Goal of the exercise -
Would you please give the entries again word for word, with no images in your copy?

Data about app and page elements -
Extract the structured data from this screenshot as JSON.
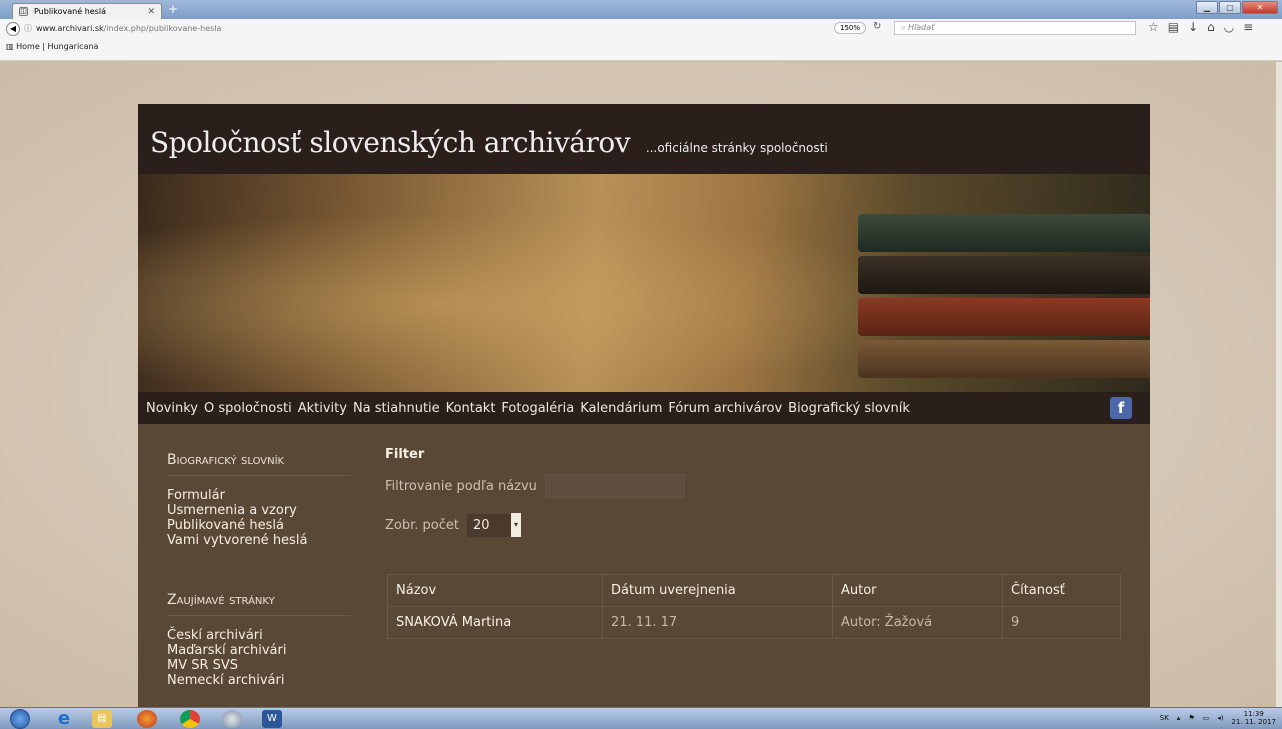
{
  "browser": {
    "tab_title": "Publikované heslá",
    "url_domain": "www.archivari.sk",
    "url_path": "/index.php/publikovane-hesla",
    "zoom": "150%",
    "search_placeholder": "Hľadať",
    "bookmark": "Home | Hungaricana"
  },
  "site": {
    "title": "Spoločnosť slovenských archivárov",
    "subtitle": "...oficiálne stránky spoločnosti"
  },
  "menu": [
    "Novinky",
    "O spoločnosti",
    "Aktivity",
    "Na stiahnutie",
    "Kontakt",
    "Fotogaléria",
    "Kalendárium",
    "Fórum archivárov",
    "Biografický slovník"
  ],
  "sidebar": {
    "section1_title": "Biografický slovník",
    "section1_links": [
      "Formulár",
      "Usmernenia a vzory",
      "Publikované heslá",
      "Vami vytvorené heslá"
    ],
    "section2_title": "Zaujímavé stránky",
    "section2_links": [
      "Českí archivári",
      "Maďarskí archivári",
      "MV SR SVS",
      "Nemeckí archivári"
    ]
  },
  "filter": {
    "heading": "Filter",
    "name_label": "Filtrovanie podľa názvu",
    "count_label": "Zobr. počet",
    "count_value": "20"
  },
  "table": {
    "headers": [
      "Názov",
      "Dátum uverejnenia",
      "Autor",
      "Čítanosť"
    ],
    "rows": [
      [
        "SNAKOVÁ Martina",
        "21. 11. 17",
        "Autor: Žažová",
        "9"
      ]
    ]
  },
  "taskbar": {
    "lang": "SK",
    "time": "11:39",
    "date": "21. 11. 2017"
  }
}
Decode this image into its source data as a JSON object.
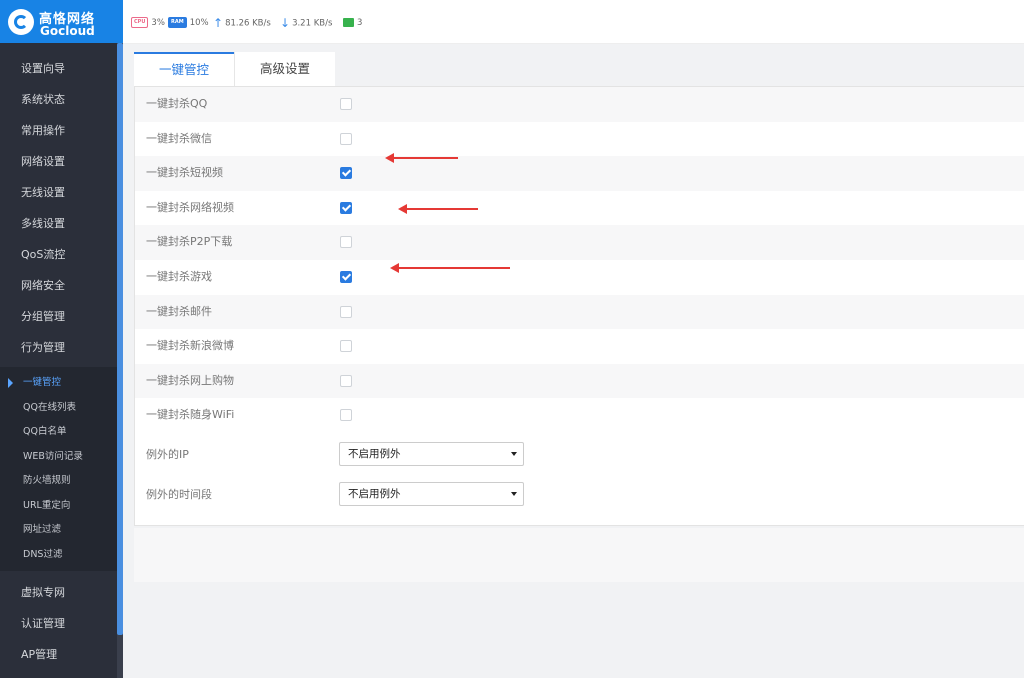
{
  "brand": {
    "name_cn": "高恪网络",
    "name_en": "Gocloud"
  },
  "status_bar": {
    "cpu_label": "CPU",
    "cpu": "3%",
    "ram_label": "RAM",
    "ram": "10%",
    "upload": "81.26 KB/s",
    "download": "3.21 KB/s",
    "devices": "3"
  },
  "sidebar": {
    "items_top": [
      "设置向导",
      "系统状态",
      "常用操作",
      "网络设置",
      "无线设置",
      "多线设置",
      "QoS流控",
      "网络安全",
      "分组管理",
      "行为管理"
    ],
    "sub_items": [
      "一键管控",
      "QQ在线列表",
      "QQ白名单",
      "WEB访问记录",
      "防火墙规则",
      "URL重定向",
      "网址过滤",
      "DNS过滤"
    ],
    "items_bottom": [
      "虚拟专网",
      "认证管理",
      "AP管理"
    ]
  },
  "tabs": {
    "active": "一键管控",
    "other": "高级设置"
  },
  "options": [
    {
      "label": "一键封杀QQ",
      "checked": false
    },
    {
      "label": "一键封杀微信",
      "checked": false
    },
    {
      "label": "一键封杀短视频",
      "checked": true
    },
    {
      "label": "一键封杀网络视频",
      "checked": true
    },
    {
      "label": "一键封杀P2P下载",
      "checked": false
    },
    {
      "label": "一键封杀游戏",
      "checked": true
    },
    {
      "label": "一键封杀邮件",
      "checked": false
    },
    {
      "label": "一键封杀新浪微博",
      "checked": false
    },
    {
      "label": "一键封杀网上购物",
      "checked": false
    },
    {
      "label": "一键封杀随身WiFi",
      "checked": false
    }
  ],
  "exceptions": {
    "ip_label": "例外的IP",
    "ip_value": "不启用例外",
    "time_label": "例外的时间段",
    "time_value": "不启用例外"
  },
  "colors": {
    "brand": "#1883e5",
    "accent": "#2a7be0",
    "annotation": "#e53935"
  }
}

Reply to the exercise -
Extract the structured data from this screenshot as JSON.
{
  "browser": {
    "tab_title": "Publikované heslá",
    "url_domain": "www.archivari.sk",
    "url_path": "/index.php/publikovane-hesla",
    "zoom": "150%",
    "search_placeholder": "Hľadať",
    "bookmark": "Home | Hungaricana"
  },
  "site": {
    "title": "Spoločnosť slovenských archivárov",
    "subtitle": "...oficiálne stránky spoločnosti"
  },
  "menu": [
    "Novinky",
    "O spoločnosti",
    "Aktivity",
    "Na stiahnutie",
    "Kontakt",
    "Fotogaléria",
    "Kalendárium",
    "Fórum archivárov",
    "Biografický slovník"
  ],
  "sidebar": {
    "section1_title": "Biografický slovník",
    "section1_links": [
      "Formulár",
      "Usmernenia a vzory",
      "Publikované heslá",
      "Vami vytvorené heslá"
    ],
    "section2_title": "Zaujímavé stránky",
    "section2_links": [
      "Českí archivári",
      "Maďarskí archivári",
      "MV SR SVS",
      "Nemeckí archivári"
    ]
  },
  "filter": {
    "heading": "Filter",
    "name_label": "Filtrovanie podľa názvu",
    "count_label": "Zobr. počet",
    "count_value": "20"
  },
  "table": {
    "headers": [
      "Názov",
      "Dátum uverejnenia",
      "Autor",
      "Čítanosť"
    ],
    "rows": [
      [
        "SNAKOVÁ Martina",
        "21. 11. 17",
        "Autor: Žažová",
        "9"
      ]
    ]
  },
  "taskbar": {
    "lang": "SK",
    "time": "11:39",
    "date": "21. 11. 2017"
  }
}
Decode this image into its source data as a JSON object.
{
  "brand": {
    "name_cn": "高恪网络",
    "name_en": "Gocloud"
  },
  "status_bar": {
    "cpu_label": "CPU",
    "cpu": "3%",
    "ram_label": "RAM",
    "ram": "10%",
    "upload": "81.26 KB/s",
    "download": "3.21 KB/s",
    "devices": "3"
  },
  "sidebar": {
    "items_top": [
      "设置向导",
      "系统状态",
      "常用操作",
      "网络设置",
      "无线设置",
      "多线设置",
      "QoS流控",
      "网络安全",
      "分组管理",
      "行为管理"
    ],
    "sub_items": [
      "一键管控",
      "QQ在线列表",
      "QQ白名单",
      "WEB访问记录",
      "防火墙规则",
      "URL重定向",
      "网址过滤",
      "DNS过滤"
    ],
    "items_bottom": [
      "虚拟专网",
      "认证管理",
      "AP管理"
    ]
  },
  "tabs": {
    "active": "一键管控",
    "other": "高级设置"
  },
  "options": [
    {
      "label": "一键封杀QQ",
      "checked": false
    },
    {
      "label": "一键封杀微信",
      "checked": false
    },
    {
      "label": "一键封杀短视频",
      "checked": true
    },
    {
      "label": "一键封杀网络视频",
      "checked": true
    },
    {
      "label": "一键封杀P2P下载",
      "checked": false
    },
    {
      "label": "一键封杀游戏",
      "checked": true
    },
    {
      "label": "一键封杀邮件",
      "checked": false
    },
    {
      "label": "一键封杀新浪微博",
      "checked": false
    },
    {
      "label": "一键封杀网上购物",
      "checked": false
    },
    {
      "label": "一键封杀随身WiFi",
      "checked": false
    }
  ],
  "exceptions": {
    "ip_label": "例外的IP",
    "ip_value": "不启用例外",
    "time_label": "例外的时间段",
    "time_value": "不启用例外"
  },
  "colors": {
    "brand": "#1883e5",
    "accent": "#2a7be0",
    "annotation": "#e53935"
  }
}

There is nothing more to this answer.